Scientists at Karolinska Institutet are believed to have discovered a mechanism that controls the brain’s ability to create long-lasting memories. Also, the study may have potential importance in the future treatment of Alzheimer’s and stroke.
The ability to convert new sensory impressions into lasting memories in the brain seems to be the basis for all learning. A lot is known about the initial steps of this process i.e. those that lead to memories lasting a few hours through which altered signaling between neurons seems to cause synapses. Synapses appear to be a series of chemical changes in the connections between nerve fibers. However, very little is understood about how the chemical changes in the synapses seem to be converted into lasting memories stored in the cerebral cortex.
“We are constantly being swamped with sensory impression. After a while, the brain must decide what’s to be stored long term. It’s this mechanism for how the connections between nerve fibers are altered so as to store selected memories that we’ve been able to describe,” says lead author of the study, Professor Lars Olson.
The team of experts recently discovered that signaling by means of a receptor molecule called nogo receptor 1 (NgR1) in the nerve membrane seems to play a crucial part in this process. When nerve cells are activated, the gene for NgR1 appears to be switched off.
Moreover, they assumed that this inactivation may perhaps be essential in the creation of long-term memories.
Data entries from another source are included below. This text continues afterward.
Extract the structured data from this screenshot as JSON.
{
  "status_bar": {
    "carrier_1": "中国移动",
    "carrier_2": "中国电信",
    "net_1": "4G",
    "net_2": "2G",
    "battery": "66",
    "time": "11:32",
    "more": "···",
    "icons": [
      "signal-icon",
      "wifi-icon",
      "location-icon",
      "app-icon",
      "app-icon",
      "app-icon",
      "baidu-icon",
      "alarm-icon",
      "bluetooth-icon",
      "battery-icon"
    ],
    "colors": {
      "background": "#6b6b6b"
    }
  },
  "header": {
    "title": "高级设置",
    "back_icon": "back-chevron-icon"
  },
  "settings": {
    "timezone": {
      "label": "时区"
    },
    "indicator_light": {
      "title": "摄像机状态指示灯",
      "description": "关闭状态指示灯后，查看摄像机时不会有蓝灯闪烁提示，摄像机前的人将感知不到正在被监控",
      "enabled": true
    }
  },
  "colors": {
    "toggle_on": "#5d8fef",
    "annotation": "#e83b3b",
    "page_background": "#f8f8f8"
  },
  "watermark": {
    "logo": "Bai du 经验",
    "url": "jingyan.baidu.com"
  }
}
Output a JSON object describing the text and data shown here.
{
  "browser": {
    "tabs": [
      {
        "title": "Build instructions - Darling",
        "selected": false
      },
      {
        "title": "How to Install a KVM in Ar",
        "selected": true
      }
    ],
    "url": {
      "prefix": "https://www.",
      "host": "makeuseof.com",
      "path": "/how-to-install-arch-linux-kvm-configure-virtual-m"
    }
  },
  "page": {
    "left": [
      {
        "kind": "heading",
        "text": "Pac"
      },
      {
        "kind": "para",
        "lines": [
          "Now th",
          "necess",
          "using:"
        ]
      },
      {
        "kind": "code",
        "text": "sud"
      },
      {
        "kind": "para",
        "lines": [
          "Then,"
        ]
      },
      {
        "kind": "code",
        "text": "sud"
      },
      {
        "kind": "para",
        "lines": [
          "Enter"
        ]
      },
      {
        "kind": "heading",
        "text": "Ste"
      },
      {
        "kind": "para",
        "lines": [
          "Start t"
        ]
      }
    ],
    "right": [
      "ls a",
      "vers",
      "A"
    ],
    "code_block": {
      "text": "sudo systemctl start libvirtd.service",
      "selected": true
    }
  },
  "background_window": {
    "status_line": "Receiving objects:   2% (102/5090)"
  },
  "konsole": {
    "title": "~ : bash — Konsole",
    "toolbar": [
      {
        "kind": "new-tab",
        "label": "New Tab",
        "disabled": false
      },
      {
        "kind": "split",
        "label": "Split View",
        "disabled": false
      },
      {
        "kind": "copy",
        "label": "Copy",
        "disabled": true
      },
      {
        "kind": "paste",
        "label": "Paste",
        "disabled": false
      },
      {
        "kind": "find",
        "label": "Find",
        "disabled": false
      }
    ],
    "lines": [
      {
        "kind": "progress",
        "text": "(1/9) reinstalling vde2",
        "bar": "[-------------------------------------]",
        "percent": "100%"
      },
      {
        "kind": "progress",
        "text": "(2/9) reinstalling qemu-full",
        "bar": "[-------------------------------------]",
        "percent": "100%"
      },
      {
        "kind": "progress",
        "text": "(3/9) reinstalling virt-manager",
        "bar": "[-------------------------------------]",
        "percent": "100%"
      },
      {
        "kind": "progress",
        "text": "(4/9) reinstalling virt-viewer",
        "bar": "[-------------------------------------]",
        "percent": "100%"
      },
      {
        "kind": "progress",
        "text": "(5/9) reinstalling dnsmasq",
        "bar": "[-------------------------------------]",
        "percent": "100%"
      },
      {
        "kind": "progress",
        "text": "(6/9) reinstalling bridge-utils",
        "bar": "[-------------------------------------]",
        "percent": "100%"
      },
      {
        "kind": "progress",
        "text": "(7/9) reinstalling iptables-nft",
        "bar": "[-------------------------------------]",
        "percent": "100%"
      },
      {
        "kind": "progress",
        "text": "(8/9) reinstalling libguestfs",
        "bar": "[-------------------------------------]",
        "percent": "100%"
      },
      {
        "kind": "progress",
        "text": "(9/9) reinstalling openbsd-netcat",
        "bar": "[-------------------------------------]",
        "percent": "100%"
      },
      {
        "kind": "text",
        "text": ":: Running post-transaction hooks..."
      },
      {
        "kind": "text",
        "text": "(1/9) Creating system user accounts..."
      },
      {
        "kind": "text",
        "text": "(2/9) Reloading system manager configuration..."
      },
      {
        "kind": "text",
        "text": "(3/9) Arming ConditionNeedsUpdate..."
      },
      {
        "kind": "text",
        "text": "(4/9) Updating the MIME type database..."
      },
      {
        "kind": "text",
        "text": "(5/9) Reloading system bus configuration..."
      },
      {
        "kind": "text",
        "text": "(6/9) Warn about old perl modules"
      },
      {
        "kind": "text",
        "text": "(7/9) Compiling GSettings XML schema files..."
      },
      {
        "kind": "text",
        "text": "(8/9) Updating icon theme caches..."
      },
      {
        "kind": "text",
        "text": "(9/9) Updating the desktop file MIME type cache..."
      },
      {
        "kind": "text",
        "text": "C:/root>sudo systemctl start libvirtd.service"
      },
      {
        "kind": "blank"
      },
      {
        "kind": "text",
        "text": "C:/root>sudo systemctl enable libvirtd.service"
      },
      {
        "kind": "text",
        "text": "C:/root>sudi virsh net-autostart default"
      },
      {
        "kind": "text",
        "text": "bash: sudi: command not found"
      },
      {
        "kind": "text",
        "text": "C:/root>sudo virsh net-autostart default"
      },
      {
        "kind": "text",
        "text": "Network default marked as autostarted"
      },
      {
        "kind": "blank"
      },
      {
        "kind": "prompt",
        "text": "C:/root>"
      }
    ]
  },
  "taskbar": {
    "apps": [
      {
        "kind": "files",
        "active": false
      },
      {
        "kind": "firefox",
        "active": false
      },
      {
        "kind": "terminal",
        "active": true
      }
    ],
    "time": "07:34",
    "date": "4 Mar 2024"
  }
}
For the purpose of testing this supposition, they created mice with an extra NgR1 gene that could possibly remain active even when the normal NgR1 was switched off.
“Doing this, we found that the ability to retain something in the memory for the first 24 hours was normal in the genetically modified mice. However, two different memory tests showed that the mice had serious difficulties converting their normal short-term memories to long-term ones, the kind that last for months,” explains Professor Olson.
In order to be able to switch the extra NgR1 gene on and off, the group was observed to have attached a regulatory mechanism to the gene. Apparently, this mechanism reacted to a nontoxic additive in their drinking water.
Alexandra Karlen, one of the scientists involved in the study said that, “We know that concussion can cause someone to forget events that occurred in the week before the injury, what we call retrograde amnesia, even though they can remember events that occurred earlier than about a week before. This we believe tallies with our findings.”
Later, when the extra gene was switched off, the mice seem to have retained their normal ability to form long-term memories. By subsequently switching it off at different times after a memory-forming event, the team appears to have been able to pinpoint the effect of the NgR1 gene to the initial week after such an event.
The scientists anticipate that their findings will ultimately be of use in the development of novel treatments for memory impairments, such as those related to Alzheimer’s and stroke. Furthermore, medicines planned to target the NgR1 receptor system may possibly improve the brain’s ability to form long-term memories.
The findings of the study have been published in the journal, Proceedings of the National Academy of Sciences.